The 2003 version of the Urban Influence Codes (UIC) emphasizes the relationship of outlying counties to major metropolitan areas. Counties are subdivided into 12 categories distinguished by three features: population size in census-defined urbanized areas, adjacency to metropolitan or micropolitan areas, and the size of those adjacent communities. To be adjacent, counties must be contiguous and have at least 2% of the resident labor force commuting to a central metropolitan county.
A county-based system such as UIC, which attempts to describe the diversity in settlement patterns in a relatively large area by a single number, may not provide an accurate depiction. However, because county boundaries don't change much, every county will be represented by a measure, even after an extended period of time.
UIC were developed at the U.S. Department of Agriculture's Economic Research Service, as a refinement of the Office of Management and Budget (OMB) Core-Based Statistical Area (CBSA) definition.
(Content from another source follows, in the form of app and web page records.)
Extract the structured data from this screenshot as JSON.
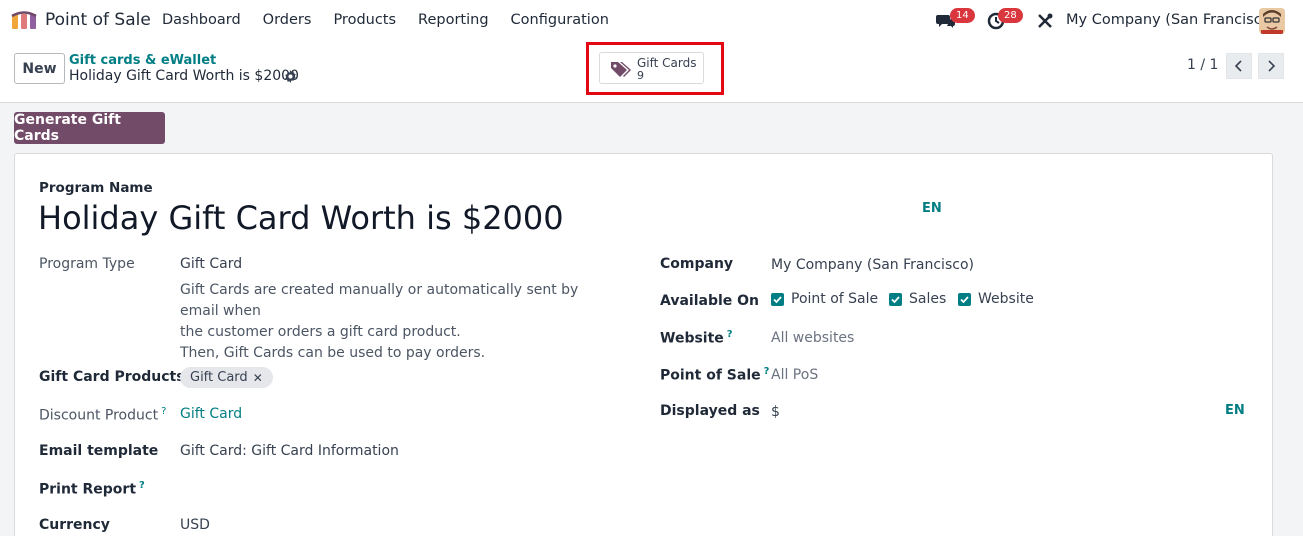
{
  "navbar": {
    "app_name": "Point of Sale",
    "menu": [
      "Dashboard",
      "Orders",
      "Products",
      "Reporting",
      "Configuration"
    ],
    "messages_count": "14",
    "activities_count": "28",
    "company": "My Company (San Francisco)"
  },
  "control": {
    "new_label": "New",
    "breadcrumb_parent": "Gift cards & eWallet",
    "breadcrumb_current": "Holiday Gift Card Worth is $2000",
    "smart_button": {
      "label": "Gift Cards",
      "value": "9"
    },
    "pager": "1 / 1"
  },
  "actions": {
    "generate_label": "Generate Gift Cards"
  },
  "form": {
    "program_name_label": "Program Name",
    "program_name": "Holiday Gift Card Worth is $2000",
    "lang_code": "EN",
    "program_type_label": "Program Type",
    "program_type": "Gift Card",
    "program_type_desc_1": "Gift Cards are created manually or automatically sent by email when",
    "program_type_desc_2": "the customer orders a gift card product.",
    "program_type_desc_3": "Then, Gift Cards can be used to pay orders.",
    "gift_card_products_label": "Gift Card Products",
    "gift_card_products_tag": "Gift Card",
    "discount_product_label": "Discount Product",
    "discount_product": "Gift Card",
    "email_template_label": "Email template",
    "email_template": "Gift Card: Gift Card Information",
    "print_report_label": "Print Report",
    "currency_label": "Currency",
    "currency": "USD",
    "company_label": "Company",
    "company": "My Company (San Francisco)",
    "available_on_label": "Available On",
    "available_on": [
      "Point of Sale",
      "Sales",
      "Website"
    ],
    "website_label": "Website",
    "website": "All websites",
    "pos_label": "Point of Sale",
    "pos": "All PoS",
    "displayed_as_label": "Displayed as",
    "displayed_as": "$",
    "help_mark": "?"
  },
  "colors": {
    "brand": "#714b67",
    "link": "#017e84",
    "badge": "#d9363e",
    "highlight": "#e30613"
  }
}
They are based on population and commuting information from the 2000 census and the OMB 2003 CBSA definitions. Additional information about the UIC classification scheme is available on the Internet at http://www.ers.usda.gov/briefing/Rurality/UrbanInf/.
The name of this HCUP data element and the version of the categorization have changed over time:
- Starting in the 2014 HCUP databases, the classification of counties is based on the 2010 Census and the OMB 2013 Core Based Statistical Area (CBSA) definitions.
- Starting in the 2013 HCUP databases, the data element is PL_UIC.
- Between 2003 and 2012, the data element name was PL_UIC2003 and the classification of counties was based on the 2000 Census and the OMB 2003 CBSA definitions.
- In 2002, the data element name was PL_UIC and the classification of counties was based on the 1990 Census and the OMB 1993 Metropolitan definitions.
- This information was not included on the HCUP databases prior to 2002.